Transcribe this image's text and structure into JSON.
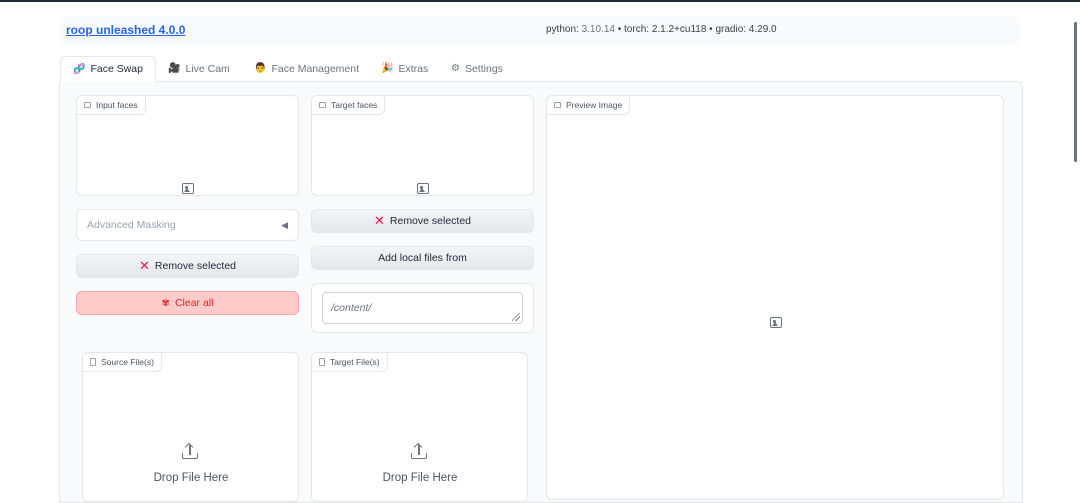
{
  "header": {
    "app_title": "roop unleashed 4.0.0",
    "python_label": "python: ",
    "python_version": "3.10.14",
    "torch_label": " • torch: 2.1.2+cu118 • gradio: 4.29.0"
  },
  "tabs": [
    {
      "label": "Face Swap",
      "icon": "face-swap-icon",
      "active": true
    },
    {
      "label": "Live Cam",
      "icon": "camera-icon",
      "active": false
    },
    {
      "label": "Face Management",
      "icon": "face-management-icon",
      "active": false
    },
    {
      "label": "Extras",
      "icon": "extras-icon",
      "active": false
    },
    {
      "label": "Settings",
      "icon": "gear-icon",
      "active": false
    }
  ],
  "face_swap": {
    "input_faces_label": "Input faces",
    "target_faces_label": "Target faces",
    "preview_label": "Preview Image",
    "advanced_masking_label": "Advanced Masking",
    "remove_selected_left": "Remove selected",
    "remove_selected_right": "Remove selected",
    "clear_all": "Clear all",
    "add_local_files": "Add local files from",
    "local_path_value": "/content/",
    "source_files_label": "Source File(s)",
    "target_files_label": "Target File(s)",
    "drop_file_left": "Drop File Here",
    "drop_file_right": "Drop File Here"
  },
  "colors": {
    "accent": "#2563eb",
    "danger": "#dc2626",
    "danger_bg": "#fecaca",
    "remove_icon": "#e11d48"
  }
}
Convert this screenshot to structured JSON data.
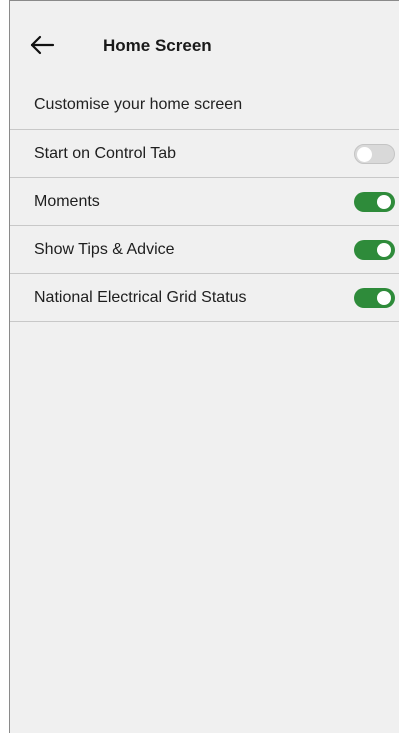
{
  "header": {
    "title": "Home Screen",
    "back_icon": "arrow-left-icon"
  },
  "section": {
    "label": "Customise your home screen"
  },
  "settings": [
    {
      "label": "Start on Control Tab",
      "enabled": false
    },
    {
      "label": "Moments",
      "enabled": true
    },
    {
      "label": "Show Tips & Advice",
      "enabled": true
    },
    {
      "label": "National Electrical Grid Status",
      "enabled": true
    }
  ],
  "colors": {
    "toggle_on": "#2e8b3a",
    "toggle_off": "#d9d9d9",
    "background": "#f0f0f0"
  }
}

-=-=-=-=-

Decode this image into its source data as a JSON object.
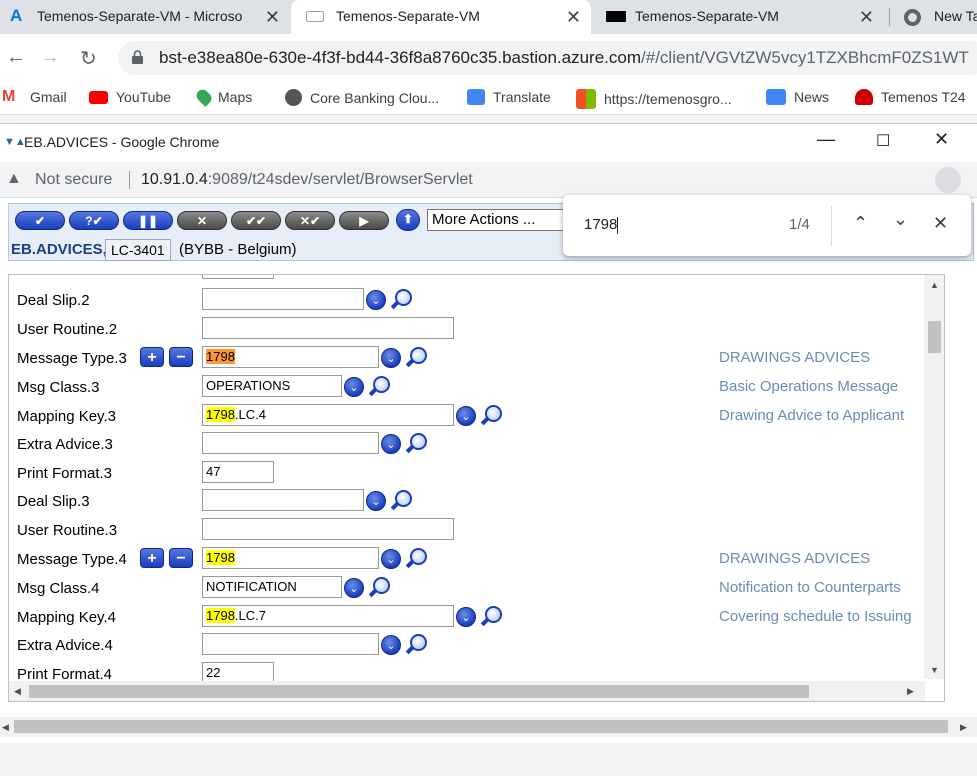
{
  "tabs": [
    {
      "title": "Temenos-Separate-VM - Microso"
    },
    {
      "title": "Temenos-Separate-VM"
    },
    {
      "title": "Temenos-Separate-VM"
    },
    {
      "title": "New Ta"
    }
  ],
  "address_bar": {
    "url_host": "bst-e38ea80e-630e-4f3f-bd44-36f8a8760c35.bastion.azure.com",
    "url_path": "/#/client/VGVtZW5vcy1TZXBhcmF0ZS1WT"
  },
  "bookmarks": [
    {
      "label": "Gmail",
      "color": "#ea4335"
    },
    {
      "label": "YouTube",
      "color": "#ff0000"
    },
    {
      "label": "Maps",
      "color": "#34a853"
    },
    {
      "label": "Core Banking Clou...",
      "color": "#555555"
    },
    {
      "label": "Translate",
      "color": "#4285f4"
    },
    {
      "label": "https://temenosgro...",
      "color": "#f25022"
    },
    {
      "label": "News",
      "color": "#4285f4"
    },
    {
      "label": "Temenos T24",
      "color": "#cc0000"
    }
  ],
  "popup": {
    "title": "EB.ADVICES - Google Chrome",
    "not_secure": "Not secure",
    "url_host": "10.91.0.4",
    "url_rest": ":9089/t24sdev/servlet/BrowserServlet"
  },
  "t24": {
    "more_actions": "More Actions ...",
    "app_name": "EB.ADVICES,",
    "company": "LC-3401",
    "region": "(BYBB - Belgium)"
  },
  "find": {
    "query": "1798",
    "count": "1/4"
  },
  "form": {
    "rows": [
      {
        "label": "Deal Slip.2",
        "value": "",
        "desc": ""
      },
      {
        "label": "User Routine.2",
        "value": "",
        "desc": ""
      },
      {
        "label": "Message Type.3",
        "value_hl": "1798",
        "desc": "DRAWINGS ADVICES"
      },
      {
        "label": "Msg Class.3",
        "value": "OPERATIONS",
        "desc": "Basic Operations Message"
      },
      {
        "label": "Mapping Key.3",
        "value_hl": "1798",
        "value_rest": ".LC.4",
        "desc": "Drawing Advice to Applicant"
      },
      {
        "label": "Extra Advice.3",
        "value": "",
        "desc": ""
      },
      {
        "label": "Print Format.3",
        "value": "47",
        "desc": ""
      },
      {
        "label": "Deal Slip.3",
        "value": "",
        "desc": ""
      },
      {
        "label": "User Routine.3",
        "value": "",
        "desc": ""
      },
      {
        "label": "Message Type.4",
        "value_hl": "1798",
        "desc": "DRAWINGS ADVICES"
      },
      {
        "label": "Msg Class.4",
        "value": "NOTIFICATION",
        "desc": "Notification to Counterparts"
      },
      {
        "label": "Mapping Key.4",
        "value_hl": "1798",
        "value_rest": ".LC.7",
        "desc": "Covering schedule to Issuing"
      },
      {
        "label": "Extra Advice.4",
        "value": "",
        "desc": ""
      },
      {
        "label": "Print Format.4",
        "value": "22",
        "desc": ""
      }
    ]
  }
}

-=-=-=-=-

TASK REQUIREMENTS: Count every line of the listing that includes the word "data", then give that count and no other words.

OUTPUT FOR THIS EXERCISE: 2